Teachers in early education, those with students between birth through age 8, use to the term “developmentally appropriate” to describe teaching approaches and content that align with proven research in child psychology, pediatrics, developmental psychology and neuroscience. The Common Core experienced attack from early educators, because teachers of early education find Common Core standards for young learners to be developmentally inappropriate. The Washington Post stated that the reason lies in the fact that the development of the Common Core did not include teacher participation.
Recent critiques of the Common Core Standards by Marion Brady and John T. Spencer have noted that the process for creating the new K-12 standards involved too little research, public dialogue, or input from educators. Nowhere was this more startlingly true than in the case of the early childhood standards—those imposed on kindergarten through grade 3. We reviewed the makeup of the committees that wrote and reviewed the Common Core Standards. In all, there were 135 people on those panels. Not a single one of them was a K-3 classroom teacher or early childhood professional.

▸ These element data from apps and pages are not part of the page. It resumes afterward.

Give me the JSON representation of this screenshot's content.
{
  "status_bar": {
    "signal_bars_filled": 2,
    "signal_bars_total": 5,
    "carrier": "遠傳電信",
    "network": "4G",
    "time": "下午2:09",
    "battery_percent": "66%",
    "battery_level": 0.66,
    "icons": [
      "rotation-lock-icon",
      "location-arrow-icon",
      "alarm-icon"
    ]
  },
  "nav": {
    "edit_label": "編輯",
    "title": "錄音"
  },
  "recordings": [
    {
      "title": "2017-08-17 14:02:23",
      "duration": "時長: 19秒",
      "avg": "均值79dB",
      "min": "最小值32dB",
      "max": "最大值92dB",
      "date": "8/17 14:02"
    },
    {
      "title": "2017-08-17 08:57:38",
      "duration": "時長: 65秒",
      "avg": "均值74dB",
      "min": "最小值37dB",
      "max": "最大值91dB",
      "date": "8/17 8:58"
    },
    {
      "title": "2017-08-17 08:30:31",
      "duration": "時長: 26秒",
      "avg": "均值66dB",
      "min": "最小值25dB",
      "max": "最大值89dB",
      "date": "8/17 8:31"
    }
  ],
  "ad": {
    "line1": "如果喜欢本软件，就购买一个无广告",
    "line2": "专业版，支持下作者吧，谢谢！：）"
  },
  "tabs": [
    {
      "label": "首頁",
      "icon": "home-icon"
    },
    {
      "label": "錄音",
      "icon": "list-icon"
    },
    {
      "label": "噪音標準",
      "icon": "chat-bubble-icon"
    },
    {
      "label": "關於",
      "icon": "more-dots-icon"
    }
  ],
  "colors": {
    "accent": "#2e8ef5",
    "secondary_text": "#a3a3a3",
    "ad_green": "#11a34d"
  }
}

One item that received much denouncement from early education experts is the standard for Fluency in English Language Arts in kindergarten: CCSS.ELA-Literacy.RFK.4 – Read emergent-reader texts with purpose and understanding.
One interpretation of reading “with purpose and understanding” leads educators to think that the writers of the Common Core expect kindergarteners to read like 8 year old children. Research places reading development into stages, and educators find that specific Common Core standard goes against research of kindergarteners’ development.
Source: Education Roundtable